[Data about app and page elements]
------------

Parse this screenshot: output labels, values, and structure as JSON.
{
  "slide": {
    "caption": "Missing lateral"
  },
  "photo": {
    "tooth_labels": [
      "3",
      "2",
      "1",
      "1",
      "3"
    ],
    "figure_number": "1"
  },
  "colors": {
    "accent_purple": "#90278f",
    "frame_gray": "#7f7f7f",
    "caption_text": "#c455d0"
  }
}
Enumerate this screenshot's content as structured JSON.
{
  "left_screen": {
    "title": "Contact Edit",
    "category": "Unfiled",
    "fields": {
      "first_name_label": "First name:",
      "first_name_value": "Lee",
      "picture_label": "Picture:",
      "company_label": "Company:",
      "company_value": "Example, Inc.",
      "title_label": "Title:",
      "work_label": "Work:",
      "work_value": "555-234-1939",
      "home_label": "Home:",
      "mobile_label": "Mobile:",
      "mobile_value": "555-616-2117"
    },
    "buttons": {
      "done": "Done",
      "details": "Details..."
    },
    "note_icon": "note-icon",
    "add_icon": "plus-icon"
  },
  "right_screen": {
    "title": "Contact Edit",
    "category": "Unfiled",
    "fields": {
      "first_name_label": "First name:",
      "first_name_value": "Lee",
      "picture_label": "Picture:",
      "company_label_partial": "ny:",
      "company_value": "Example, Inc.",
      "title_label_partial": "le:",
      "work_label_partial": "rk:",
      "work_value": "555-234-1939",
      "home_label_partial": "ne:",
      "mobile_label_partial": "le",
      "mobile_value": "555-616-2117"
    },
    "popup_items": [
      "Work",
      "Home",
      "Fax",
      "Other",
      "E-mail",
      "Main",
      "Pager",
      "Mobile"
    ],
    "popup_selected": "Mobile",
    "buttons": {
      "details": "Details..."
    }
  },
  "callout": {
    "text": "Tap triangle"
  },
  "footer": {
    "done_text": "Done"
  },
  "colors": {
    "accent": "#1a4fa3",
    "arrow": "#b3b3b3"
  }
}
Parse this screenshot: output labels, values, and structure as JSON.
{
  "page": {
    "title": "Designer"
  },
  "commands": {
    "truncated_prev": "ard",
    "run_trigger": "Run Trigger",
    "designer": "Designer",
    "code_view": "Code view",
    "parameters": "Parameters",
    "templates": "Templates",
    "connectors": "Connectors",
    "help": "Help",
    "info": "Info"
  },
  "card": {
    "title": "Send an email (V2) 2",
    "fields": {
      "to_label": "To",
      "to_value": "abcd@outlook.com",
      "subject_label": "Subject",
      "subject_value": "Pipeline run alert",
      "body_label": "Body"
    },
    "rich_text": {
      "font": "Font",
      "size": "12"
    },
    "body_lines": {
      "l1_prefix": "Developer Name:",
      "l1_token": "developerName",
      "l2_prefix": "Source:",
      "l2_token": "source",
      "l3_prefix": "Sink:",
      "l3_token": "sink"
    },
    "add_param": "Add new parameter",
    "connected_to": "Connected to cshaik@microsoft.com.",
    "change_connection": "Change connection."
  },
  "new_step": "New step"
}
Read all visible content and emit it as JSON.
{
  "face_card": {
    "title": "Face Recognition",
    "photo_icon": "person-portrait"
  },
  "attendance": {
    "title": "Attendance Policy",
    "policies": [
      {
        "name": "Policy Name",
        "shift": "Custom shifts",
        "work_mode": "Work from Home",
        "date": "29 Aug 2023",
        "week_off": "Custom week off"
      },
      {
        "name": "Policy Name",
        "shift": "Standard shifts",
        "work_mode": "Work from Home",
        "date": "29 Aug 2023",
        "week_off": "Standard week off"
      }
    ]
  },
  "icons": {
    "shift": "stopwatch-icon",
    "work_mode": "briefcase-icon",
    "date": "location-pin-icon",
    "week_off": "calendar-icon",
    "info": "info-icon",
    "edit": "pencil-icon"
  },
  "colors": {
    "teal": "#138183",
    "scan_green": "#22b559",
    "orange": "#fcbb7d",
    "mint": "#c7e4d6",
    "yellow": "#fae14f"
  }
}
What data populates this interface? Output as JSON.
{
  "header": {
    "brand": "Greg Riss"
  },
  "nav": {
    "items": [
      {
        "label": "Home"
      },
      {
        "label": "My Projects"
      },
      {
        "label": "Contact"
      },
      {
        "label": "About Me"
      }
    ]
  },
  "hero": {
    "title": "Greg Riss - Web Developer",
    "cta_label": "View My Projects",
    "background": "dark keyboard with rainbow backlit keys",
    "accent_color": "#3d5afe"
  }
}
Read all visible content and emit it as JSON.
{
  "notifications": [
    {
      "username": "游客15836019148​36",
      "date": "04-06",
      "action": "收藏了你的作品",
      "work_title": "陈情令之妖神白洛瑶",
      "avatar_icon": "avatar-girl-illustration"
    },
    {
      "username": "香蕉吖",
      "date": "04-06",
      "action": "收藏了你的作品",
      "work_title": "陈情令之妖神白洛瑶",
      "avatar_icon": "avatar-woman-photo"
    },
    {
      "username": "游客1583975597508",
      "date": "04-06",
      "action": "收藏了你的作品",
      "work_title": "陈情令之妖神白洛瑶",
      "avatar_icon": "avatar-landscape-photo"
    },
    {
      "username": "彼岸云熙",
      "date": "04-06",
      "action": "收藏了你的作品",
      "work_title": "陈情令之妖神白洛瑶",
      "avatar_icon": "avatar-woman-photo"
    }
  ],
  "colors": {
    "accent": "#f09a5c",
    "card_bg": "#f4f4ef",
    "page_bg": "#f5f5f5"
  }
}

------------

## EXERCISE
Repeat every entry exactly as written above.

## REPLY TO THE TASK
Parse this screenshot: output labels, values, and structure as JSON.
{
  "slide": {
    "caption": "Missing lateral"
  },
  "photo": {
    "tooth_labels": [
      "3",
      "2",
      "1",
      "1",
      "3"
    ],
    "figure_number": "1"
  },
  "colors": {
    "accent_purple": "#90278f",
    "frame_gray": "#7f7f7f",
    "caption_text": "#c455d0"
  }
}
Enumerate this screenshot's content as structured JSON.
{
  "left_screen": {
    "title": "Contact Edit",
    "category": "Unfiled",
    "fields": {
      "first_name_label": "First name:",
      "first_name_value": "Lee",
      "picture_label": "Picture:",
      "company_label": "Company:",
      "company_value": "Example, Inc.",
      "title_label": "Title:",
      "work_label": "Work:",
      "work_value": "555-234-1939",
      "home_label": "Home:",
      "mobile_label": "Mobile:",
      "mobile_value": "555-616-2117"
    },
    "buttons": {
      "done": "Done",
      "details": "Details..."
    },
    "note_icon": "note-icon",
    "add_icon": "plus-icon"
  },
  "right_screen": {
    "title": "Contact Edit",
    "category": "Unfiled",
    "fields": {
      "first_name_label": "First name:",
      "first_name_value": "Lee",
      "picture_label": "Picture:",
      "company_label_partial": "ny:",
      "company_value": "Example, Inc.",
      "title_label_partial": "le:",
      "work_label_partial": "rk:",
      "work_value": "555-234-1939",
      "home_label_partial": "ne:",
      "mobile_label_partial": "le",
      "mobile_value": "555-616-2117"
    },
    "popup_items": [
      "Work",
      "Home",
      "Fax",
      "Other",
      "E-mail",
      "Main",
      "Pager",
      "Mobile"
    ],
    "popup_selected": "Mobile",
    "buttons": {
      "details": "Details..."
    }
  },
  "callout": {
    "text": "Tap triangle"
  },
  "footer": {
    "done_text": "Done"
  },
  "colors": {
    "accent": "#1a4fa3",
    "arrow": "#b3b3b3"
  }
}
Parse this screenshot: output labels, values, and structure as JSON.
{
  "page": {
    "title": "Designer"
  },
  "commands": {
    "truncated_prev": "ard",
    "run_trigger": "Run Trigger",
    "designer": "Designer",
    "code_view": "Code view",
    "parameters": "Parameters",
    "templates": "Templates",
    "connectors": "Connectors",
    "help": "Help",
    "info": "Info"
  },
  "card": {
    "title": "Send an email (V2) 2",
    "fields": {
      "to_label": "To",
      "to_value": "abcd@outlook.com",
      "subject_label": "Subject",
      "subject_value": "Pipeline run alert",
      "body_label": "Body"
    },
    "rich_text": {
      "font": "Font",
      "size": "12"
    },
    "body_lines": {
      "l1_prefix": "Developer Name:",
      "l1_token": "developerName",
      "l2_prefix": "Source:",
      "l2_token": "source",
      "l3_prefix": "Sink:",
      "l3_token": "sink"
    },
    "add_param": "Add new parameter",
    "connected_to": "Connected to cshaik@microsoft.com.",
    "change_connection": "Change connection."
  },
  "new_step": "New step"
}
Read all visible content and emit it as JSON.
{
  "face_card": {
    "title": "Face Recognition",
    "photo_icon": "person-portrait"
  },
  "attendance": {
    "title": "Attendance Policy",
    "policies": [
      {
        "name": "Policy Name",
        "shift": "Custom shifts",
        "work_mode": "Work from Home",
        "date": "29 Aug 2023",
        "week_off": "Custom week off"
      },
      {
        "name": "Policy Name",
        "shift": "Standard shifts",
        "work_mode": "Work from Home",
        "date": "29 Aug 2023",
        "week_off": "Standard week off"
      }
    ]
  },
  "icons": {
    "shift": "stopwatch-icon",
    "work_mode": "briefcase-icon",
    "date": "location-pin-icon",
    "week_off": "calendar-icon",
    "info": "info-icon",
    "edit": "pencil-icon"
  },
  "colors": {
    "teal": "#138183",
    "scan_green": "#22b559",
    "orange": "#fcbb7d",
    "mint": "#c7e4d6",
    "yellow": "#fae14f"
  }
}
What data populates this interface? Output as JSON.
{
  "header": {
    "brand": "Greg Riss"
  },
  "nav": {
    "items": [
      {
        "label": "Home"
      },
      {
        "label": "My Projects"
      },
      {
        "label": "Contact"
      },
      {
        "label": "About Me"
      }
    ]
  },
  "hero": {
    "title": "Greg Riss - Web Developer",
    "cta_label": "View My Projects",
    "background": "dark keyboard with rainbow backlit keys",
    "accent_color": "#3d5afe"
  }
}
Read all visible content and emit it as JSON.
{
  "notifications": [
    {
      "username": "游客15836019148​36",
      "date": "04-06",
      "action": "收藏了你的作品",
      "work_title": "陈情令之妖神白洛瑶",
      "avatar_icon": "avatar-girl-illustration"
    },
    {
      "username": "香蕉吖",
      "date": "04-06",
      "action": "收藏了你的作品",
      "work_title": "陈情令之妖神白洛瑶",
      "avatar_icon": "avatar-woman-photo"
    },
    {
      "username": "游客1583975597508",
      "date": "04-06",
      "action": "收藏了你的作品",
      "work_title": "陈情令之妖神白洛瑶",
      "avatar_icon": "avatar-landscape-photo"
    },
    {
      "username": "彼岸云熙",
      "date": "04-06",
      "action": "收藏了你的作品",
      "work_title": "陈情令之妖神白洛瑶",
      "avatar_icon": "avatar-woman-photo"
    }
  ],
  "colors": {
    "accent": "#f09a5c",
    "card_bg": "#f4f4ef",
    "page_bg": "#f5f5f5"
  }
}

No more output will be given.